#### [Task goal]
Look through the records below and collect all lines that hold the string "Nord".

#### [Items from an interface collection]
= Beginning of Section =

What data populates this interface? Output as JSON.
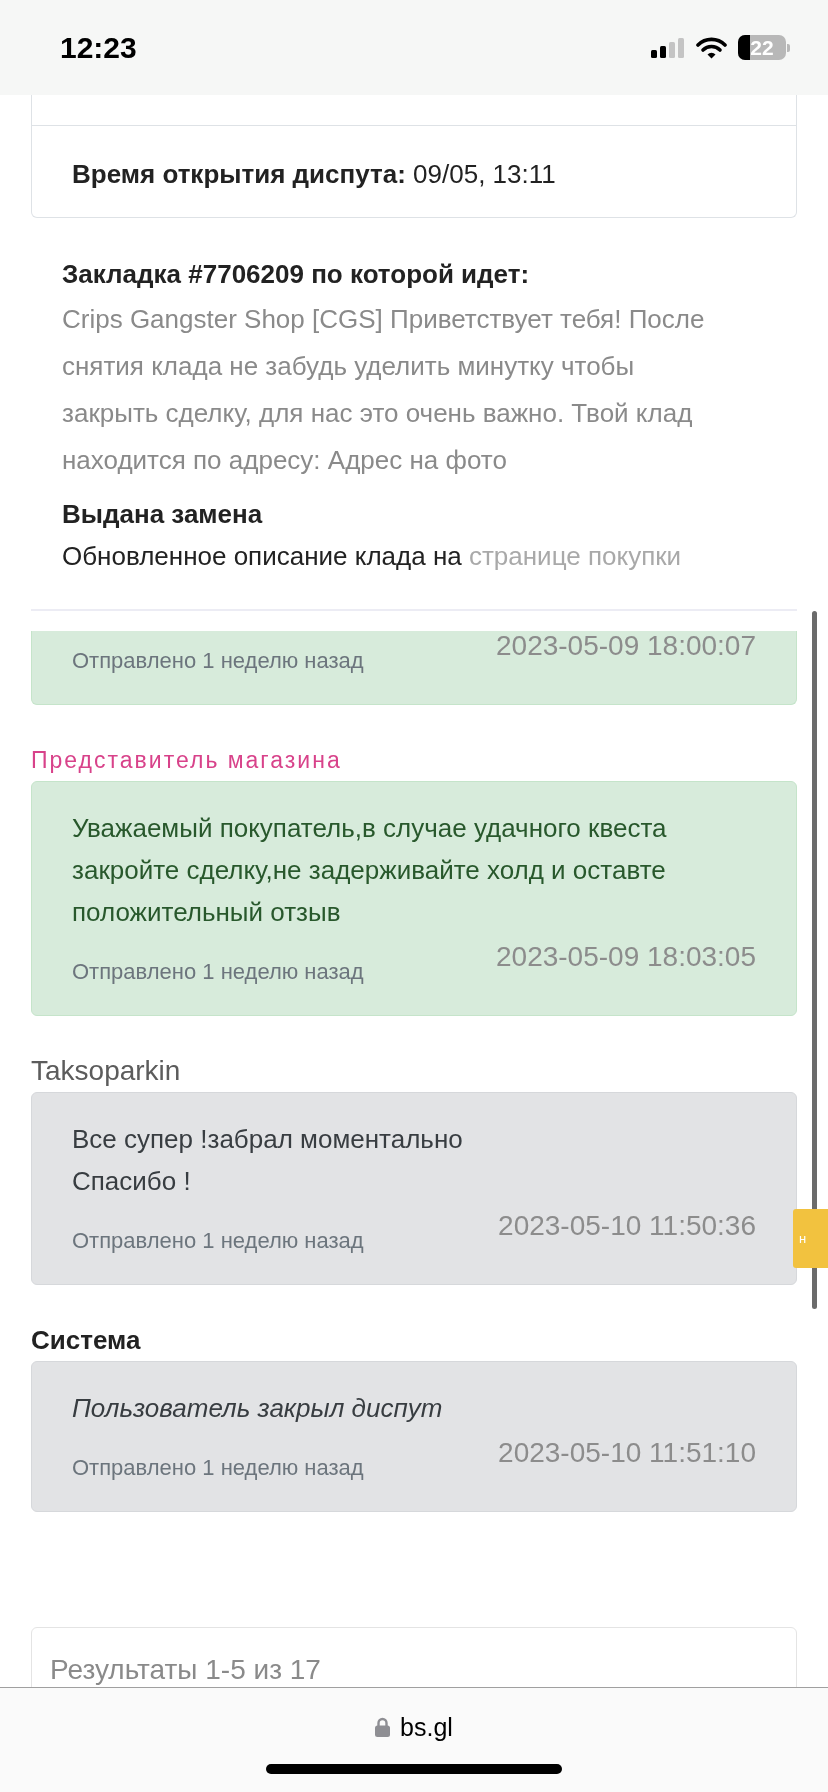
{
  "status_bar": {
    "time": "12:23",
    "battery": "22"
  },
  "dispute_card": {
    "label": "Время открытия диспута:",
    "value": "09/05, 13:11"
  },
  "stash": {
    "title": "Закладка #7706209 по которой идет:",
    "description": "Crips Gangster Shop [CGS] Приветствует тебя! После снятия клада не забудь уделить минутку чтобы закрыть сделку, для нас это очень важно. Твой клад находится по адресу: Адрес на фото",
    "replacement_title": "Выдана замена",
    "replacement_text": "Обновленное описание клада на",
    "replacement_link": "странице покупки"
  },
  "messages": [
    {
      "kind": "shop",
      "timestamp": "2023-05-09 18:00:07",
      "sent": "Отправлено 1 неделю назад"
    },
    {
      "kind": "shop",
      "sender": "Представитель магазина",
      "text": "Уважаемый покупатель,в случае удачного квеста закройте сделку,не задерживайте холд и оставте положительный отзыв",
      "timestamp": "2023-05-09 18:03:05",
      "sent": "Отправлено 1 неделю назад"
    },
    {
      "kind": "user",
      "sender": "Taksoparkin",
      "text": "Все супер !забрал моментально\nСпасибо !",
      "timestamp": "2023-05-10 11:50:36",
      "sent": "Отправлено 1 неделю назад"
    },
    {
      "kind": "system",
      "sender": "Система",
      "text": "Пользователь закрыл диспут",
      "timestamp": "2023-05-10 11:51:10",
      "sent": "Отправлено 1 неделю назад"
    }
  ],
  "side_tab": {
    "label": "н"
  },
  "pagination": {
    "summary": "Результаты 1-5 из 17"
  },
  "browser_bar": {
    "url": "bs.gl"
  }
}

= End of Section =
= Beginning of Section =

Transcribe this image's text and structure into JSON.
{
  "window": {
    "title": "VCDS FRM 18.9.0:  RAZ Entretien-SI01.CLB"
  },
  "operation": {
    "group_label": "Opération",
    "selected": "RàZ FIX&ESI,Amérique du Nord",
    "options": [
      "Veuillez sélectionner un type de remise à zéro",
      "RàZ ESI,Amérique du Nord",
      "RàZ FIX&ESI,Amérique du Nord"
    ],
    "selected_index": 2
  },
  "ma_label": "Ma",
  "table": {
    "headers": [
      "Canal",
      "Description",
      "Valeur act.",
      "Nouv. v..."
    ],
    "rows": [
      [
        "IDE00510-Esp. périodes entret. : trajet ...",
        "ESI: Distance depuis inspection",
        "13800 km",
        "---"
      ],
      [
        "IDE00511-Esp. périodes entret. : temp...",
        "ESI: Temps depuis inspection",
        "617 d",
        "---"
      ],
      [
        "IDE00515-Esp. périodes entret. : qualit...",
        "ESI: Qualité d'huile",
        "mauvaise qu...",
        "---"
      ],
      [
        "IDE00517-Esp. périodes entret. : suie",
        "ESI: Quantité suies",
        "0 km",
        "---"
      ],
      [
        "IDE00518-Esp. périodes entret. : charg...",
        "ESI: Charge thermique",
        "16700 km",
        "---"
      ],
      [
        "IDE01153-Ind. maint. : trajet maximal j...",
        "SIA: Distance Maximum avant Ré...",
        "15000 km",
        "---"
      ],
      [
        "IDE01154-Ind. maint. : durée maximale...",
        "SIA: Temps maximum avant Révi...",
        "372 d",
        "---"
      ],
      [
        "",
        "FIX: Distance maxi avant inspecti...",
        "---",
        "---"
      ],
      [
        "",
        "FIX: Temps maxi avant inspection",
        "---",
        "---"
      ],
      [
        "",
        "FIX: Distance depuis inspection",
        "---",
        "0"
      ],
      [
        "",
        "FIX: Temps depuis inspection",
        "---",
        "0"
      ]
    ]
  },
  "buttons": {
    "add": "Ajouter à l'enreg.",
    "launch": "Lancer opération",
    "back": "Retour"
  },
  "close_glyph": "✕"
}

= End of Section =

#### [Written response]
    "selected": "RàZ FIX&ESI,Amérique du Nord",
      "RàZ ESI,Amérique du Nord",
      "RàZ FIX&ESI,Amérique du Nord"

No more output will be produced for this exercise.